Now we go into uncharted territory.
ground flaxseed (not flaxseed meal)
Start with rice flour and sprinkle generously into a bowl. Rice flour is between you and sticky disaster of a dough that will not come out of the bowl. Then follow with sesame seeds and ground flaxseed. These will add to taste and look lovely. Cover bowl with plastic, beeswax, wet towel, or, in my case, a shower cap that gets reused a million times.
Promise myself NOT to touch dough for 1.25 hours.
Because dough is quite wet, I decide to use the Dutch oven. AND sprinkle generously with rice flour before putting Dutch oven in the oven. Why? I have never tried this before. Usually I do my sprinkling, if any, of rice flour over a million-degree oven just before placing the dough inside and the Dutch oven gets particularly hot and scary. But I'm in an experimental, though anxious, mood. I know the rice flour will burn, but maybe it will work and save a good 30 seconds of accumulated heat when I plop that dough in the awesomely hot Dutch oven in an hour.
Preheat oven to 480 degrees with Dutch oven - and its rice flour - inside. Wait for an hour.
1. Grammatical tense agreement, as you see, has gone out the window.
2. More anxiety to follow.
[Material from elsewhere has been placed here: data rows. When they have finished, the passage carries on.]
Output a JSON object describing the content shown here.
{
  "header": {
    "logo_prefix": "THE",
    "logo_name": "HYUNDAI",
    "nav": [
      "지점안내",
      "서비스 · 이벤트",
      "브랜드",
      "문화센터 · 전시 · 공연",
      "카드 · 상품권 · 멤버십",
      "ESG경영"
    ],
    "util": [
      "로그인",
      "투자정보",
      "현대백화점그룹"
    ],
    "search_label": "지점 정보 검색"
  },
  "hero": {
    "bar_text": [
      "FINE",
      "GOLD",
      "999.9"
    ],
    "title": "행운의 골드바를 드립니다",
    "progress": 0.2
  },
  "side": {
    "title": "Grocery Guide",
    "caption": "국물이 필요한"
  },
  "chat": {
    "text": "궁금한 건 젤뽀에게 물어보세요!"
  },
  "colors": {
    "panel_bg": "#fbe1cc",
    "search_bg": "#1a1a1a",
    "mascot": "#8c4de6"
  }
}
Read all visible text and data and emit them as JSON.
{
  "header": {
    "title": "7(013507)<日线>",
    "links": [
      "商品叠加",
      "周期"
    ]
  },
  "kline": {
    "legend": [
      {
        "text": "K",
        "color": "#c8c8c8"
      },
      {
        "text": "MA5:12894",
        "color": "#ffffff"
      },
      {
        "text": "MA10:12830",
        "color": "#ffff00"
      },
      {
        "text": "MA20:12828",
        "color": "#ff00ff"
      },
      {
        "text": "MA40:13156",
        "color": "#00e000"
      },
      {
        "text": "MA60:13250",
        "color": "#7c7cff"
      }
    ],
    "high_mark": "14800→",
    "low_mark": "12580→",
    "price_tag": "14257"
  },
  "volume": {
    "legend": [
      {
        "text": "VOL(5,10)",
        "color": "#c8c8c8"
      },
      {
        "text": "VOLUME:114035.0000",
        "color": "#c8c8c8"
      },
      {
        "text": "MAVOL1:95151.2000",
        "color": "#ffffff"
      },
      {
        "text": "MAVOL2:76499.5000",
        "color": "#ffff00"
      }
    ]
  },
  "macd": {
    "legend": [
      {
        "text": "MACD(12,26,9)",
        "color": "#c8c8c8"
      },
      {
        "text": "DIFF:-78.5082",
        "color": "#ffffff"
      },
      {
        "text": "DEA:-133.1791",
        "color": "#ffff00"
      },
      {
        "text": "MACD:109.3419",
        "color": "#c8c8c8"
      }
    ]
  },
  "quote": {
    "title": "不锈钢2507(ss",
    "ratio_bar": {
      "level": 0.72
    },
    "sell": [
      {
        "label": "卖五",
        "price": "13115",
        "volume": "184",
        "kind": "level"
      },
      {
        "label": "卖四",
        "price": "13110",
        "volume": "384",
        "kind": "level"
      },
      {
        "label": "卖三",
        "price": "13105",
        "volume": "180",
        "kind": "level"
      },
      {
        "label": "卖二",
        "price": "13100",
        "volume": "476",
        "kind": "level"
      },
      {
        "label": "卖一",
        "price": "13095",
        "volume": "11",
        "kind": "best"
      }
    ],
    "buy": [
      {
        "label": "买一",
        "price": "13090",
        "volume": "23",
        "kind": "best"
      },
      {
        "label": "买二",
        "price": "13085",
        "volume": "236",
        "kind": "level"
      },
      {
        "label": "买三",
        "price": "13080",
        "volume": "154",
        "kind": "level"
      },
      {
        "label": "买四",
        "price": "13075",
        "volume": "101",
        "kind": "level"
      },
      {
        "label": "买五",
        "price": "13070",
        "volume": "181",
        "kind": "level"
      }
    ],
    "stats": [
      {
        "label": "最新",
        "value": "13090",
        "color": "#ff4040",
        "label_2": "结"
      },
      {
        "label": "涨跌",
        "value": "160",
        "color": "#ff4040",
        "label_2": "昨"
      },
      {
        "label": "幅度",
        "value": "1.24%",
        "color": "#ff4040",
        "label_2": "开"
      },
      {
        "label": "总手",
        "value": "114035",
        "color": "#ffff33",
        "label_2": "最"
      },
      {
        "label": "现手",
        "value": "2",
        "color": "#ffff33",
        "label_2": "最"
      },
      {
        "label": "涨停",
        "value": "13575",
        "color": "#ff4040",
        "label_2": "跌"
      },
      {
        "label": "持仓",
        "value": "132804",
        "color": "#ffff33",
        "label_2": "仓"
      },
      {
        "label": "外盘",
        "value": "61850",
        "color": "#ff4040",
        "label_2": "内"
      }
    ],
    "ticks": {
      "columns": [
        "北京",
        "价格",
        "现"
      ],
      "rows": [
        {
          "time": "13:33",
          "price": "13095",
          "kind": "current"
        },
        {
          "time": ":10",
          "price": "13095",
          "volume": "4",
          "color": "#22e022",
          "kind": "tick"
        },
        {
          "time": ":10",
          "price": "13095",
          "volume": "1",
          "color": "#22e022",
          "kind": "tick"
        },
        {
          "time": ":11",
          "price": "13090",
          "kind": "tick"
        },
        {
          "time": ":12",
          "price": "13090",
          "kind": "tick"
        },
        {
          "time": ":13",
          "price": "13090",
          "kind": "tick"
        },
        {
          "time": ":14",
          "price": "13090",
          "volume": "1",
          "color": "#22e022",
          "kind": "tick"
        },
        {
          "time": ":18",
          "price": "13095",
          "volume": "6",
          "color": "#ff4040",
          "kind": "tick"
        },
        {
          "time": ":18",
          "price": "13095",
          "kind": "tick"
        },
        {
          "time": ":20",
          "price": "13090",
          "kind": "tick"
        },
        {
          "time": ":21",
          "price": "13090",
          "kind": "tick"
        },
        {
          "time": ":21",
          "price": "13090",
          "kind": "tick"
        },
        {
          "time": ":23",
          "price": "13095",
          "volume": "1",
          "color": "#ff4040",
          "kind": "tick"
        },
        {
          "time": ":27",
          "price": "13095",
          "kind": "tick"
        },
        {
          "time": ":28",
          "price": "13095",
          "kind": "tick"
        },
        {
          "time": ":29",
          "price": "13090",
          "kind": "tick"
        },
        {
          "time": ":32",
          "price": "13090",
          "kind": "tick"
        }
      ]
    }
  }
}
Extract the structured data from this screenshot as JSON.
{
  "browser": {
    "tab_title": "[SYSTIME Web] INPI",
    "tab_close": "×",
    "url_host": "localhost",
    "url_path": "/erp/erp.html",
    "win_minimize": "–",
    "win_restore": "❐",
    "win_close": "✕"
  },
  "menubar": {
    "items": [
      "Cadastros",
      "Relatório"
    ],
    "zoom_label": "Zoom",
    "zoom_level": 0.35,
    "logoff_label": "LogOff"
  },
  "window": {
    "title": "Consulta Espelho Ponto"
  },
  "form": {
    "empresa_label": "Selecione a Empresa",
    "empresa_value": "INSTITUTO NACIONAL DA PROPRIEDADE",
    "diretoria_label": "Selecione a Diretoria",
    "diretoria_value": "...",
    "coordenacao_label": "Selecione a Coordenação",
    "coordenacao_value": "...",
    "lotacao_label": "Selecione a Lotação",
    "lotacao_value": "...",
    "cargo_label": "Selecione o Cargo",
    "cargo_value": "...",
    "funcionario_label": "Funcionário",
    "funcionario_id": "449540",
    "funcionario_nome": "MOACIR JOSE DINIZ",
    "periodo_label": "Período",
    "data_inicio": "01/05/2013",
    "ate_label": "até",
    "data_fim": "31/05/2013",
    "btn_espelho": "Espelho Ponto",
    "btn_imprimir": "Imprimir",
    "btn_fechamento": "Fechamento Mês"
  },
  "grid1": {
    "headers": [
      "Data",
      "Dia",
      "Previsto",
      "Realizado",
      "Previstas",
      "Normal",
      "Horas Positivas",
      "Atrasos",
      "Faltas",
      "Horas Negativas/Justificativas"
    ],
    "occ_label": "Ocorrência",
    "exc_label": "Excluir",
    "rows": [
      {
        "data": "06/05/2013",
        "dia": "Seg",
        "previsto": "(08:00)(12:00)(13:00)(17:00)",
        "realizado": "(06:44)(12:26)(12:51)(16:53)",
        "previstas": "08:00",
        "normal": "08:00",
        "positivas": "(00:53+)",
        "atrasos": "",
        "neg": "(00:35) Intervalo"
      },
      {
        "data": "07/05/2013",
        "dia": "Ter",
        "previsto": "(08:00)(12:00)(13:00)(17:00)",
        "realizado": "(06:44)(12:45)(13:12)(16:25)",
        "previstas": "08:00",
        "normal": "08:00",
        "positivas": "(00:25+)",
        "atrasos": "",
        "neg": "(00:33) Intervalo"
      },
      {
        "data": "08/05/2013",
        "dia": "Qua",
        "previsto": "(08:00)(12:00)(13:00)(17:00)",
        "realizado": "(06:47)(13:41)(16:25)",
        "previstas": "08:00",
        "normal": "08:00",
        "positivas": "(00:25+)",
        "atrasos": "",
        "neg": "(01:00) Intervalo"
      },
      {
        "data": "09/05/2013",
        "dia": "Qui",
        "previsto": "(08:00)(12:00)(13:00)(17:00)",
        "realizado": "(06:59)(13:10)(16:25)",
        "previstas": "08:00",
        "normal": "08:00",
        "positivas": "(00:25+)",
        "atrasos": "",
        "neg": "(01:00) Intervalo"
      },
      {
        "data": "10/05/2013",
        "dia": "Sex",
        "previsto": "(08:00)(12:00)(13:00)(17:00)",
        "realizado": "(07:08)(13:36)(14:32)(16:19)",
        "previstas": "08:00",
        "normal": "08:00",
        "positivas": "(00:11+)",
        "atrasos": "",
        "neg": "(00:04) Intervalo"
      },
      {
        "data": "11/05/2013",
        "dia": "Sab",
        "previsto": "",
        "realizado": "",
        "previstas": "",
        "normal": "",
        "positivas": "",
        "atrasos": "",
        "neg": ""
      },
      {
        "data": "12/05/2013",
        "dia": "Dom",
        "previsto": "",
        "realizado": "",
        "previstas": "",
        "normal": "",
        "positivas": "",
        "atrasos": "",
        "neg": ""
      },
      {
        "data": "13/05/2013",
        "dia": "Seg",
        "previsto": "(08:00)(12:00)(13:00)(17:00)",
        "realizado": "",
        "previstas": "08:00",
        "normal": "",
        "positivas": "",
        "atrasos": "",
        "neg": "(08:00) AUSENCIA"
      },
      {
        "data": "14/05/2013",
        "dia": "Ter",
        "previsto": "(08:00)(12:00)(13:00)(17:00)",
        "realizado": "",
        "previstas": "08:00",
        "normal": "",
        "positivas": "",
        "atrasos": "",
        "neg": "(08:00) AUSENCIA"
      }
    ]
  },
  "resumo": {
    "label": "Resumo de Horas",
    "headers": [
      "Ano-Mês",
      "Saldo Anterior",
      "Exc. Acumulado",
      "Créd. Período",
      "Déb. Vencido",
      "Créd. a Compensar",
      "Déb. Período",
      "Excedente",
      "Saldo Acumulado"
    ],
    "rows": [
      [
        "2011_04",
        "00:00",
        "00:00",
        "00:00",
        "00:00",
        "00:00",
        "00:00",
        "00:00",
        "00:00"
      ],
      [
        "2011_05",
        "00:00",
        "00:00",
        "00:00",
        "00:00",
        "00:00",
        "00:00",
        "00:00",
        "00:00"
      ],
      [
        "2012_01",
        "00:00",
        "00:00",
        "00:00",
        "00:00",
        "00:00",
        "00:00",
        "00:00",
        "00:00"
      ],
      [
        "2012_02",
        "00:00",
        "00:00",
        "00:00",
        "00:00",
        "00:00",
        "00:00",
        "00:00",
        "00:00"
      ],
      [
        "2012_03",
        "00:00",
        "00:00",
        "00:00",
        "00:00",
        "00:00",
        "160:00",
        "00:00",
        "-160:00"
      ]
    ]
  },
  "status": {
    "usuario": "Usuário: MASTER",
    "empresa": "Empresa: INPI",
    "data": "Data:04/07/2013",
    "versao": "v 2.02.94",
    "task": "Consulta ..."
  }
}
I am anxious because I did the rice flour thing in the dough bowl instead of spraying or wiping it with oil. I could have put on sesame seeds and flaxseeds just before baking. Will the dough stick to the bowl like the gloopy mess it could be and not even make it into the oven? What was I thinking? And will the burned rice flour at the bottom of the Dutch oven ruin whatever chances of a good bread?
For the hour of anxiety I do KP duty and attempt to keep up with cleaning of bowls, measuring cups, and other accoutrements of husband's prolific cooking. This will end up making no difference as the next morning I clean up for three hours, which had been preceded by three minutes of wondering how to start and thoughts of never again having a clean kitchen. I must say that the water in the sink the next morning was about as dirty and greasy as an environmentally toxic disaster area.
Experimentation, innovation, all wonderful in theory, but not safe and when compared to the recipe followers of this world with their known outcomes and their accomplishments of set goals time after time, one can doubt. In fact, doubt is part of all creativity and seeking really. Certainty keeps one in the same hole. Enough philosophy; back to bread.
I was imagining a messy disaster and felt I was merely going through the motions to see how badly this bread would turn out. It was a mess of a dough - no shape. It could not be placed on the counter, shaped, slashes done on top. No, I plopped it, in the purest sense of the term, quite unglamorously into the bottom - really bottom corner, if a circular-shaped bottom can have a corner - of the Dutch oven. I quickly sprinkled some more ground flaxseed and sesame seeds on top, put the top on the Dutch oven, and prayed, but only briefly because this was not going to turn out well.
Baking results - must peek
Baking time: 45 minutes at 480 degrees, the whole time covered with top of Dutch oven so could not peek.
OMG! Miracle! Show tunes practically blasting in the air, though only I am hearing them. A gorgeous, deep brown bread with perfectly sprinkled organic, artisanal stuff on top. This unattractive, unshapen dough was actually the ugly duckling of a later incredible Cinderella of a bread, a perfect dinner party ooh-it's-beautiful-and-delicious-amazing bread. Resorting to mixing fairy tale metaphors inappropriately. Cinderella was always beautiful; she just needed time off, nicer clothes, and definitely a shower.
Kept eating it the next few days as the husband enjoyed his frozen bagels over the winter break. More bread for me. Incredible and must make again. Perhaps anxiety was key ingredient.
Divine bread making spirit in the universe - only half kidding
Received so much more than I deserved unless bread deity believes, like me, that worrying produces good results. Perhaps a kindred spirit. Deity of bread making clearly was smiling upon me with favor. I felt blessed and relieved that dinner party bread did not turn out to be punishment for experimenting. Grace, gratitude, and selfishness.
Taste: Fantastic, amazing, great. Do not want to share.